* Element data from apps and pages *
"""

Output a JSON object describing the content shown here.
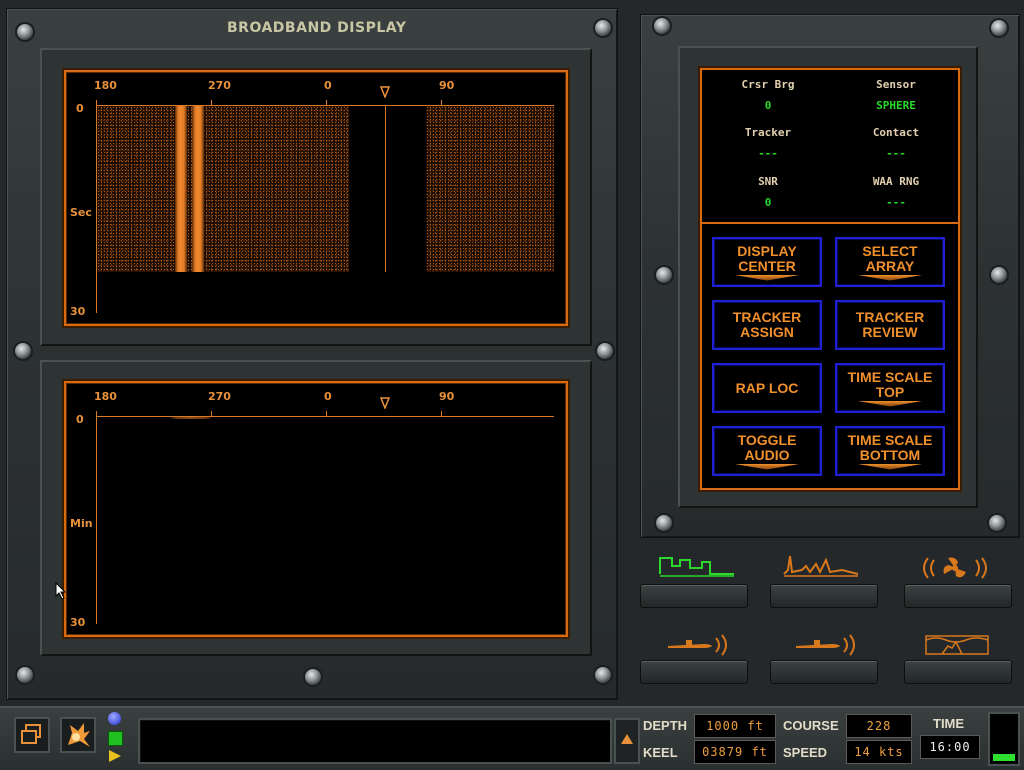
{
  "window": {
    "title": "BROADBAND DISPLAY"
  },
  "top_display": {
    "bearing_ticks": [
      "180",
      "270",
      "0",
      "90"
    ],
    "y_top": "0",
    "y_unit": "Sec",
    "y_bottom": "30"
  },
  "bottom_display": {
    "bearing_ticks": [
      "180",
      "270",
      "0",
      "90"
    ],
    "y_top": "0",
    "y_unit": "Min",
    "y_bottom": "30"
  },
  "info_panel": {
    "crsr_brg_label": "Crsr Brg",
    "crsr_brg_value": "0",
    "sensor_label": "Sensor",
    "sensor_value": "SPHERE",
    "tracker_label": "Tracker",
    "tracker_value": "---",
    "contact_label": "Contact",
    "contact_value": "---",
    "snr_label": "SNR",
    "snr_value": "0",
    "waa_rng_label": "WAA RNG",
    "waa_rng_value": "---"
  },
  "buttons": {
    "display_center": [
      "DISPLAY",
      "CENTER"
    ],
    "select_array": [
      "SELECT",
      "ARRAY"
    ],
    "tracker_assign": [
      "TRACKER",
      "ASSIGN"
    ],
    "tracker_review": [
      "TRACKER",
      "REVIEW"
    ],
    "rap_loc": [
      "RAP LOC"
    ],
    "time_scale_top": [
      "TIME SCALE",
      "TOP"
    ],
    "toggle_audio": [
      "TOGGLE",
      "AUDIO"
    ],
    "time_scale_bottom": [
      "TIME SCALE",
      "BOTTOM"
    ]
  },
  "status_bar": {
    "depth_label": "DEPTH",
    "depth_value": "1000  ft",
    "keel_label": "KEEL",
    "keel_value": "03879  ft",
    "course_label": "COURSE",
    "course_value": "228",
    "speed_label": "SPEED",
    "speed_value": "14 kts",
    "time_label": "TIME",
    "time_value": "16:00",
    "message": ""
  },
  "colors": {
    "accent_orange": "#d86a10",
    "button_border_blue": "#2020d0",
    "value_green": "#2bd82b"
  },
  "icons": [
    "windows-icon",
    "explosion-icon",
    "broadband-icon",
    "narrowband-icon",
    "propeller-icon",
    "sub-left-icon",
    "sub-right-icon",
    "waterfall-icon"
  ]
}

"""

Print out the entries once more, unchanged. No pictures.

Output a JSON object describing the content shown here.
{
  "window": {
    "title": "BROADBAND DISPLAY"
  },
  "top_display": {
    "bearing_ticks": [
      "180",
      "270",
      "0",
      "90"
    ],
    "y_top": "0",
    "y_unit": "Sec",
    "y_bottom": "30"
  },
  "bottom_display": {
    "bearing_ticks": [
      "180",
      "270",
      "0",
      "90"
    ],
    "y_top": "0",
    "y_unit": "Min",
    "y_bottom": "30"
  },
  "info_panel": {
    "crsr_brg_label": "Crsr Brg",
    "crsr_brg_value": "0",
    "sensor_label": "Sensor",
    "sensor_value": "SPHERE",
    "tracker_label": "Tracker",
    "tracker_value": "---",
    "contact_label": "Contact",
    "contact_value": "---",
    "snr_label": "SNR",
    "snr_value": "0",
    "waa_rng_label": "WAA RNG",
    "waa_rng_value": "---"
  },
  "buttons": {
    "display_center": [
      "DISPLAY",
      "CENTER"
    ],
    "select_array": [
      "SELECT",
      "ARRAY"
    ],
    "tracker_assign": [
      "TRACKER",
      "ASSIGN"
    ],
    "tracker_review": [
      "TRACKER",
      "REVIEW"
    ],
    "rap_loc": [
      "RAP LOC"
    ],
    "time_scale_top": [
      "TIME SCALE",
      "TOP"
    ],
    "toggle_audio": [
      "TOGGLE",
      "AUDIO"
    ],
    "time_scale_bottom": [
      "TIME SCALE",
      "BOTTOM"
    ]
  },
  "status_bar": {
    "depth_label": "DEPTH",
    "depth_value": "1000  ft",
    "keel_label": "KEEL",
    "keel_value": "03879  ft",
    "course_label": "COURSE",
    "course_value": "228",
    "speed_label": "SPEED",
    "speed_value": "14 kts",
    "time_label": "TIME",
    "time_value": "16:00",
    "message": ""
  },
  "colors": {
    "accent_orange": "#d86a10",
    "button_border_blue": "#2020d0",
    "value_green": "#2bd82b"
  },
  "icons": [
    "windows-icon",
    "explosion-icon",
    "broadband-icon",
    "narrowband-icon",
    "propeller-icon",
    "sub-left-icon",
    "sub-right-icon",
    "waterfall-icon"
  ]
}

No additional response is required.